1. The Adventure of the Dancing Men", one of
the 56 Sherlock Holmes short stories written
by British author Sir Arthur Conan Doyle, is
one of 13 stories in the cycle collected as The
Return of Sherlock Holmes. Doyle ranked
"The Adventure of the Dancing Men" third in
his list of his twelve favorite Holmes stories.
This is one of only two Sherlock Holmes short
stories where Holmes' client dies after
seeking his help. The other is "The Five
Orange Pips", part of The Adventures of
2. Hilton cubitt,squire,has come
to sherlock holmes for help in
solving a disturbing mystery.
Cubitt has found several
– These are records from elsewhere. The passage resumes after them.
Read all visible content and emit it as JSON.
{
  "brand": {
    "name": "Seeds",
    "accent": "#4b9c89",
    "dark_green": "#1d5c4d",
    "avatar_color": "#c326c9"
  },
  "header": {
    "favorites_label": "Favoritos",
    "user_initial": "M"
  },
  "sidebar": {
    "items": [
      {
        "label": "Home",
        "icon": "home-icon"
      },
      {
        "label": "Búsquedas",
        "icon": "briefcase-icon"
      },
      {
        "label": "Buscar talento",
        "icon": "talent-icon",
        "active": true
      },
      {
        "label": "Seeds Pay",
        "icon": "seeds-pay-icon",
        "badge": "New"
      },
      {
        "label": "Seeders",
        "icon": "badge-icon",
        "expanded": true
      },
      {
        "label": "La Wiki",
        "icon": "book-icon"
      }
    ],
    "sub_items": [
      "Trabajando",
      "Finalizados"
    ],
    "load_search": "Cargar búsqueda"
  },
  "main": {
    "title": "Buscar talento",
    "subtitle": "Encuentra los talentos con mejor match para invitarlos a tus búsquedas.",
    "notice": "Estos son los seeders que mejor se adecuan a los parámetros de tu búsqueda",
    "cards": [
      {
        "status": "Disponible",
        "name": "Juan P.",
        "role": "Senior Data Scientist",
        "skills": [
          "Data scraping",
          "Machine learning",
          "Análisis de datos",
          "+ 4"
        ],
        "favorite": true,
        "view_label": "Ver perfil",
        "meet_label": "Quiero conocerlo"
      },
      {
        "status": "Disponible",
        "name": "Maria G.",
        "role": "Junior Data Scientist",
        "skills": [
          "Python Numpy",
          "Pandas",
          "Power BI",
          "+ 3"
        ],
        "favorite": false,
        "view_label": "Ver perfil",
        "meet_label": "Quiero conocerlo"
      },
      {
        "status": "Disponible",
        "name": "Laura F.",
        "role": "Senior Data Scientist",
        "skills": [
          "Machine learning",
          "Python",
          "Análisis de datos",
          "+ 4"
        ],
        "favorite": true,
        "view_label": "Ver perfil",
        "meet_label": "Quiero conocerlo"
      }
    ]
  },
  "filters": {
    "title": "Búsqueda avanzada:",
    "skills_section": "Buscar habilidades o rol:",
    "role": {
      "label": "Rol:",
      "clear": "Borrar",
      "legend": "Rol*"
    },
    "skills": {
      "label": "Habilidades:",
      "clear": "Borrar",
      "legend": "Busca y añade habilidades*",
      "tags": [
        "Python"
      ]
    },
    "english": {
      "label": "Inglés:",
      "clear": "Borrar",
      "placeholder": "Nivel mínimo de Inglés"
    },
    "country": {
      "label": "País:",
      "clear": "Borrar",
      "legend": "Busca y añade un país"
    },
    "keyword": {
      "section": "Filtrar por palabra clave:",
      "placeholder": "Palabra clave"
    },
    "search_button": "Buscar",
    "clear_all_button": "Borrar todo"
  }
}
messages of coded letters
drawn in the form of dancing
3. The messages are undecipherable to him but
extremly disturbing to his American wife
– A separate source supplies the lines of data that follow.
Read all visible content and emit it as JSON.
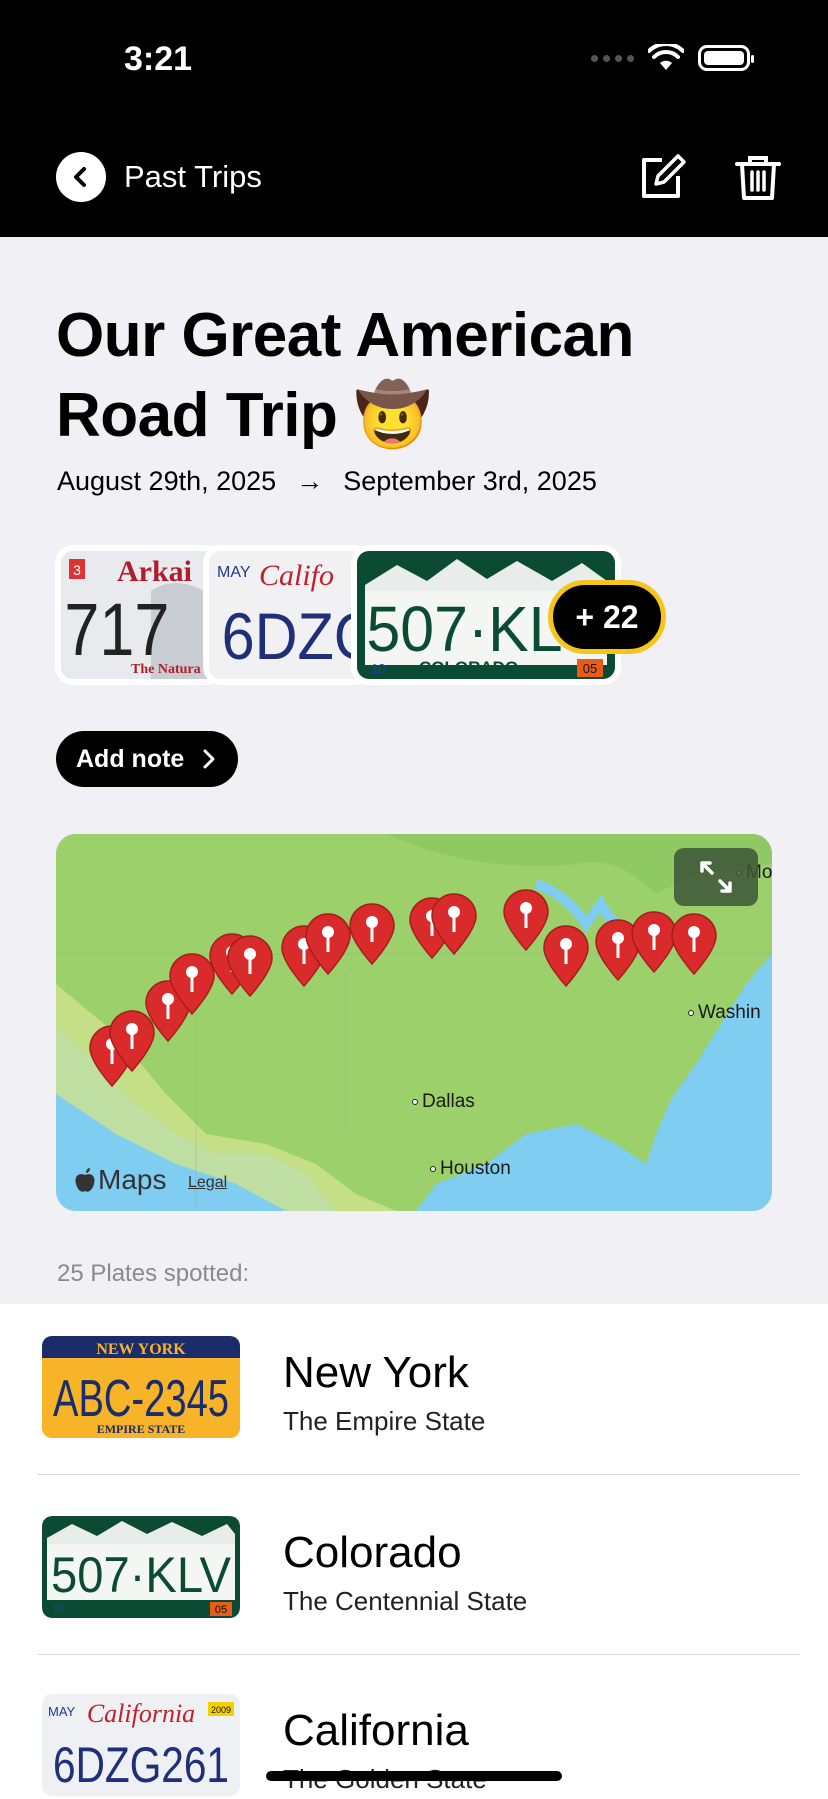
{
  "status_bar": {
    "time": "3:21"
  },
  "nav": {
    "back_label": "Past Trips"
  },
  "trip": {
    "title_line1": "Our Great American",
    "title_line2": "Road Trip",
    "title_emoji": "🤠",
    "start_date": "August 29th, 2025",
    "arrow": "→",
    "end_date": "September 3rd, 2025",
    "more_count": "+ 22"
  },
  "stack_plates": [
    {
      "state": "Arkansas",
      "top": "Arkai",
      "number": "717",
      "bottom": "The Natura",
      "sticker": "3"
    },
    {
      "state": "California",
      "top": "Califo",
      "number": "6DZG",
      "month": "MAY"
    },
    {
      "state": "Colorado",
      "number": "507·KL",
      "bottom": "COLORADO",
      "left_tag": "10",
      "right_tag": "05"
    }
  ],
  "add_note_label": "Add note",
  "map": {
    "cities": [
      "Dallas",
      "Houston",
      "Washin",
      "Mo"
    ],
    "logo": "Maps",
    "legal": "Legal"
  },
  "plates_spotted_label": "25 Plates spotted:",
  "plates": [
    {
      "state": "New York",
      "nickname": "The Empire State",
      "plate_top": "NEW YORK",
      "plate_number": "ABC-2345",
      "plate_bottom": "EMPIRE STATE"
    },
    {
      "state": "Colorado",
      "nickname": "The Centennial State",
      "plate_number": "507·KLV",
      "plate_bottom": "COLORADO",
      "left_tag": "10",
      "right_tag": "05"
    },
    {
      "state": "California",
      "nickname": "The Golden State",
      "plate_top": "California",
      "plate_number": "6DZG261",
      "month": "MAY",
      "year": "2009"
    }
  ],
  "colors": {
    "accent_badge": "#f5c518",
    "pin": "#d92b2b",
    "land": "#9bd06a",
    "water": "#7fcdf0"
  }
}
with a typical brilliance Sherlock Holmes
quickly realises the , the danger the
messages convey , and he and Watson travel
by rail To Cubitt estate.But is too late. Cubitt
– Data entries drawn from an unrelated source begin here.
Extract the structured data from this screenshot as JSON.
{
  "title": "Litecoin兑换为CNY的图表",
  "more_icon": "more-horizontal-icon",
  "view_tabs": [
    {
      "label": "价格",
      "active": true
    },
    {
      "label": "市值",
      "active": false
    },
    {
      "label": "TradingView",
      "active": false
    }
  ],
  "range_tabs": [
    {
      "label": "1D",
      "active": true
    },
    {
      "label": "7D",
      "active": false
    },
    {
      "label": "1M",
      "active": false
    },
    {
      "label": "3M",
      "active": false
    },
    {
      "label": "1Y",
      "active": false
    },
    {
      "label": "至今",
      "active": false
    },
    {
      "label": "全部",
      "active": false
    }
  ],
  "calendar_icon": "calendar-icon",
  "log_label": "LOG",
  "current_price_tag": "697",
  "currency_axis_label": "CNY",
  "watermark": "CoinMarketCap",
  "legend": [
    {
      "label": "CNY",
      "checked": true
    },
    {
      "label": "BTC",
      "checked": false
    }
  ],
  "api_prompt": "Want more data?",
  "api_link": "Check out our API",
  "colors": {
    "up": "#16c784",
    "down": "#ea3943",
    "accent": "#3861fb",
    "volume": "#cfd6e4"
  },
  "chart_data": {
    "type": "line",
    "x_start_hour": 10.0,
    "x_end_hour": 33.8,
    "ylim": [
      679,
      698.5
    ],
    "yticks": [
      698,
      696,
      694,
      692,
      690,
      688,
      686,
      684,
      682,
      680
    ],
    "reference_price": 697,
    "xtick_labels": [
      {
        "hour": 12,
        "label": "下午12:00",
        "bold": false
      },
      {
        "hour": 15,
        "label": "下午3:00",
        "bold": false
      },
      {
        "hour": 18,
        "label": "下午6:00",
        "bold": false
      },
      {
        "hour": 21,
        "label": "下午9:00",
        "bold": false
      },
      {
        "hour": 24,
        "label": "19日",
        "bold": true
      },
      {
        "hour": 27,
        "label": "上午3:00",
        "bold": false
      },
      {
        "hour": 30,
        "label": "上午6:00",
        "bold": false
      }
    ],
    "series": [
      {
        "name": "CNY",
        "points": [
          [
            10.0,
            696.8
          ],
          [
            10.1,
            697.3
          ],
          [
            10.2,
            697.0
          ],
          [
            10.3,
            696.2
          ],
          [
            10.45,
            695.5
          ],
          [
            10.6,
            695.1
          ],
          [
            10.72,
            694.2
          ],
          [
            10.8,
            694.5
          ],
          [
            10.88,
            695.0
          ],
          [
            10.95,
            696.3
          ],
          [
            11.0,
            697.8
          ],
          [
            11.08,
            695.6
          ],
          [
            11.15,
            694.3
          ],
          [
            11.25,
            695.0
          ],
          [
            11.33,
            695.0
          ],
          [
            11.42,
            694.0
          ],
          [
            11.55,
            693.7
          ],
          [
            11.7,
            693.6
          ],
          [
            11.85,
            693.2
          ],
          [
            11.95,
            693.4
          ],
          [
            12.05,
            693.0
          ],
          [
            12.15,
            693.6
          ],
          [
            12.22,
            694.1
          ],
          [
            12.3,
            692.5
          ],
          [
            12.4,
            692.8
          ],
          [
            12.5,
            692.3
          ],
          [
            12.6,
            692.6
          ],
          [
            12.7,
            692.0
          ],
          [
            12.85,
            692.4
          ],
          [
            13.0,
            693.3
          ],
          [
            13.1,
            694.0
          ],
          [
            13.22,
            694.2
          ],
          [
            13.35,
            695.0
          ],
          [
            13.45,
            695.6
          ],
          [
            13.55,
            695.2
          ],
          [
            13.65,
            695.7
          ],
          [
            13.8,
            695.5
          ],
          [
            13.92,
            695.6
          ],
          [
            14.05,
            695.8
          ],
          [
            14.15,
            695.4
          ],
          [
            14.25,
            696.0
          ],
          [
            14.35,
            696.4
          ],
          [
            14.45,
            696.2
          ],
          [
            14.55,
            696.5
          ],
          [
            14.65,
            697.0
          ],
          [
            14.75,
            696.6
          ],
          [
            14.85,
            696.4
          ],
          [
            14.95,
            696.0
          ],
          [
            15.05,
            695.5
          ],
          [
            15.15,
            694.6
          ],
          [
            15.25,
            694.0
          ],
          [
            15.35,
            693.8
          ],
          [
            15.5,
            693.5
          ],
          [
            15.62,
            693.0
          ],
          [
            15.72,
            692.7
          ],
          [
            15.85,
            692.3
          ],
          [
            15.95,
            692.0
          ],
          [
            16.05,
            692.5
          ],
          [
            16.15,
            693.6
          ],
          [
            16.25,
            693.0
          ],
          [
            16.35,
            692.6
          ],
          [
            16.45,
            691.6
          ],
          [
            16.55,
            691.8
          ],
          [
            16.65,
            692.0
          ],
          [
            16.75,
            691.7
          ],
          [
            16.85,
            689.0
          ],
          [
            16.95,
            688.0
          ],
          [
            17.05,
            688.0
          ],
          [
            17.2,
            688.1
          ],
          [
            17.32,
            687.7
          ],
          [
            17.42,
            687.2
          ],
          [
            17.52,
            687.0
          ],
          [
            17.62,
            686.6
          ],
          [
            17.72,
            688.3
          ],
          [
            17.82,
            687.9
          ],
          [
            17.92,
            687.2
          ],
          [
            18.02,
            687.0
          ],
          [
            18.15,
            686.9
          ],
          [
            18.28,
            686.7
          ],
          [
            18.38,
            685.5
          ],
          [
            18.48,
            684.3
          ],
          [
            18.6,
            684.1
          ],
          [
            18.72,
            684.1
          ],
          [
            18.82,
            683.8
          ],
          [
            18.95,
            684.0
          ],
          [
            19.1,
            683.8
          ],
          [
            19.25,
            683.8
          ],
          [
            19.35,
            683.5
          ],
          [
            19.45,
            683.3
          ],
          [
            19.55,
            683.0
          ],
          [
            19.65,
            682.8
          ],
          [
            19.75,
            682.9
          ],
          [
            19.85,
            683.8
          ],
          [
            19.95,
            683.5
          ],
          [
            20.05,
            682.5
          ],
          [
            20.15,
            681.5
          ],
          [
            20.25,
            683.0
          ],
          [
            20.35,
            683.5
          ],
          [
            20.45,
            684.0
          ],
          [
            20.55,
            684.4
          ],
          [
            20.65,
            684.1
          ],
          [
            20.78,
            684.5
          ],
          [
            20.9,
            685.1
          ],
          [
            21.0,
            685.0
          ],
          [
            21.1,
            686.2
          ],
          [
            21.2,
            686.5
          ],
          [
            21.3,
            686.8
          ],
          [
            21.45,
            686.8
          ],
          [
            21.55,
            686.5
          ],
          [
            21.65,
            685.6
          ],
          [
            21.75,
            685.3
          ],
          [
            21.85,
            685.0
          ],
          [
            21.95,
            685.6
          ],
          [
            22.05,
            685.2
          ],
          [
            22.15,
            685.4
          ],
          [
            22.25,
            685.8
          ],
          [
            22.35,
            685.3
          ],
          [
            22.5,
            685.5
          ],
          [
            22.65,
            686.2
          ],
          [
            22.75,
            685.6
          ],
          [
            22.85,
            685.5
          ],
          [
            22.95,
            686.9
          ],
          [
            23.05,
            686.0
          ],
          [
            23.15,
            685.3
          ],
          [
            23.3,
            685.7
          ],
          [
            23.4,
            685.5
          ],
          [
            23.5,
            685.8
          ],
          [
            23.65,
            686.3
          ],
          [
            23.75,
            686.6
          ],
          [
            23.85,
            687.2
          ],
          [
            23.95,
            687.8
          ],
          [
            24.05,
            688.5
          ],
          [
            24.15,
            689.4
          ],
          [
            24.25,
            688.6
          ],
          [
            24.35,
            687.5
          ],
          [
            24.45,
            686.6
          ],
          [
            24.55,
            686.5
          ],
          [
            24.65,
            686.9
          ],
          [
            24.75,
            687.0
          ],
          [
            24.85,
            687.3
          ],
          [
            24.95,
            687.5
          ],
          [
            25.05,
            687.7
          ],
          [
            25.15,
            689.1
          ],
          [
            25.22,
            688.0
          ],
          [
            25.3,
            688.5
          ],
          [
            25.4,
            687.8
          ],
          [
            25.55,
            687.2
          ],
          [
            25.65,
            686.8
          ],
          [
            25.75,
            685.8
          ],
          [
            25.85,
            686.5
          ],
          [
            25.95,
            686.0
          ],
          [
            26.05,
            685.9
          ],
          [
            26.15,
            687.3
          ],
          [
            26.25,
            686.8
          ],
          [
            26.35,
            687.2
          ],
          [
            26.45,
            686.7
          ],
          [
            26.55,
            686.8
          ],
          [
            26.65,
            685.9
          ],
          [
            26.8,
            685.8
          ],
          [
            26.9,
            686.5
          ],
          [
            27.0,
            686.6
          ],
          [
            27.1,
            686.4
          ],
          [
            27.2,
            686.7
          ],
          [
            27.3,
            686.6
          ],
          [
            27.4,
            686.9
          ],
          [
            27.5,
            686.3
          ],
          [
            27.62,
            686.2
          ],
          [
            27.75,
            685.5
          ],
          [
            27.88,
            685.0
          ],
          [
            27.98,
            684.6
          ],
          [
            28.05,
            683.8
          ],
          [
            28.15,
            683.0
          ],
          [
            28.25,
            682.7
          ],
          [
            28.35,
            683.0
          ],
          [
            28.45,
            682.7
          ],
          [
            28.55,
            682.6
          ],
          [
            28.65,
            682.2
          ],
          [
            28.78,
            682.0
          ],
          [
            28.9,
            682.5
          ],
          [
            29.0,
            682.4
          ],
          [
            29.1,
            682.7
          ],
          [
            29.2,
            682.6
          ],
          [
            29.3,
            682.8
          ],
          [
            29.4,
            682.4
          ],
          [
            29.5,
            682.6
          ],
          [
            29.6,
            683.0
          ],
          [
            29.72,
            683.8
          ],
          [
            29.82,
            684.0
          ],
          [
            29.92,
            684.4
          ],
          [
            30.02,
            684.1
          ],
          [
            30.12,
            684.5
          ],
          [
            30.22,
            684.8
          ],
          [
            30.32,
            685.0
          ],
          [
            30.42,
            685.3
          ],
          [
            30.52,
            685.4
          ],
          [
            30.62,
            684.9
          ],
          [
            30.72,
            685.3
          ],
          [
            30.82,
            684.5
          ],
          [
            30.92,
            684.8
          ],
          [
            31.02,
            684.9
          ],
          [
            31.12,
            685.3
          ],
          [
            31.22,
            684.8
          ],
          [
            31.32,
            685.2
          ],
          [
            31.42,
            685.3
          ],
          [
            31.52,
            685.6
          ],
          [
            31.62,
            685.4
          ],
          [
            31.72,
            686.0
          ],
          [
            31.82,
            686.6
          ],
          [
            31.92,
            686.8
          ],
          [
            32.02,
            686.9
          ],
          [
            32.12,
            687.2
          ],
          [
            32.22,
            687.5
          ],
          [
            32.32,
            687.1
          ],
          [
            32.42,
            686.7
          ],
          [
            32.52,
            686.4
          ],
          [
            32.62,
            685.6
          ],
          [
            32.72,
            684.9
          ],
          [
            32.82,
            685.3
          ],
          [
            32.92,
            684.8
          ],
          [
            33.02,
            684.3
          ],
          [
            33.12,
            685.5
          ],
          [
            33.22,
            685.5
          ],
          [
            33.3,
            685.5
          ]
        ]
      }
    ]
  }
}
has been found killed and it is believe that
Elsie shot him, although cannot be proved
bcause she herself is conscious near death’s
door working with the local inspector
,Holmes sets a trap for an american men
renting a room at a nearby farm . Holmes
must find the truth , Elsie may pay the
consequences… if she leaves
4. In cryptography, a cipher (or cypher) is
an algorithm for performing encryption or
decryption—a series of well-defined steps
that can be followed as a procedure. An
alternative, less common term
is encipherment. To encipher or encode is to
convert information from plain text into cipher
or code. In non-technical usage, a 'cipher' is
the same thing as a 'code'; however, the
concepts are distinct in cryptography.
Inclassical cryptography, ciphers were
distinguished from codes.
5. Codes generally substitute different length
strings of characters in the output, whilst
ciphers generally substitute the same
number of characters as are input.
When using a cipher the original
information is known as plaintext, and
the encrypted form as ciphertext. The
ciphertext message contains all the
information of the plaintext message, but
is not in a format readable by a human or
computer without the proper mechanism
to decrypt it.
6. The operation of a cipher usually depends
on a piece of auxiliary information, called
a key (or, in traditional NSA parlance,
a cryptovariable). The encrypting
procedure is varied depending on the key,
which changes the detailed operation of the
algorithm. A key must be selected before
using a cipher to encrypt a message.
Without knowledge of the key, it should be
extremely difficult, if not impossible, to
decrypt the resulting ciphertext into
7. VERSUS CODES
Within technical discussions, however,
the words "code" and "cipher" refer to
two different concepts.
However, codes have a variety of
drawbacks, including susceptibility
to cryptanalysis and the difficulty of
managing a cumbersome codebook.
Because of this, codes have fallen into
disuse in modern cryptography, and
ciphers are the dominant technique.
8. Substitution of single letters separately—
simple substitution—can be demonstrated by
writing out the alphabet in some order to
represent the substitution. This is termed
a substitution alphabet. The cipher alphabet
may be shifted or reversed (creating
the Caesarand Atbash ciphers, respectively) or
scrambled in a more complex fashion, in which
case it is called a mixed alphabet or deranged
9. Traditionally, mixed alphabets may be created by
first writing out a keyword, removing repeated
letters in it, then writing all the remaining letters in
the alphabet in the usual order.
Using this system, the keyword "zebras" gives us the
flee at once. we are discovered! enciphers to
SIAA ZQ LKBA. VA ZOA RFPBLUAOAR!
10. An early attempt to increase the difficulty of
frequency analysis attacks on substitution
ciphers was to disguise plaintext letter
frequencies by homophony. In these ciphers,
plaintext letters map to more than one
ciphertext symbol. Usually, the highest-
frequency plaintext symbols are given more
equivalents than lower frequency letters. In
this way, the frequency distribution is
flattened, making analysis more difficult.
11. Sherlock Holmes breaks a substitution cipher in "The
Adventure of the Dancing Men".
The Al Bhed language in Final Fantasy X is actually a
substitution cipher, although it is pronounced phonetically (i.e.
"you" in English is translated to "oui" in Al Bhed, but is
pronounced the same way that "oui" is pronounced in French).
The Minbari's alphabet from the Babylon 5 series is a
substitution cipher from English.
The language in Starfox Adventures: Dinosaur Planet spoken
by native Saurians and Krystal is also a substitution cipher of
the English alphabet.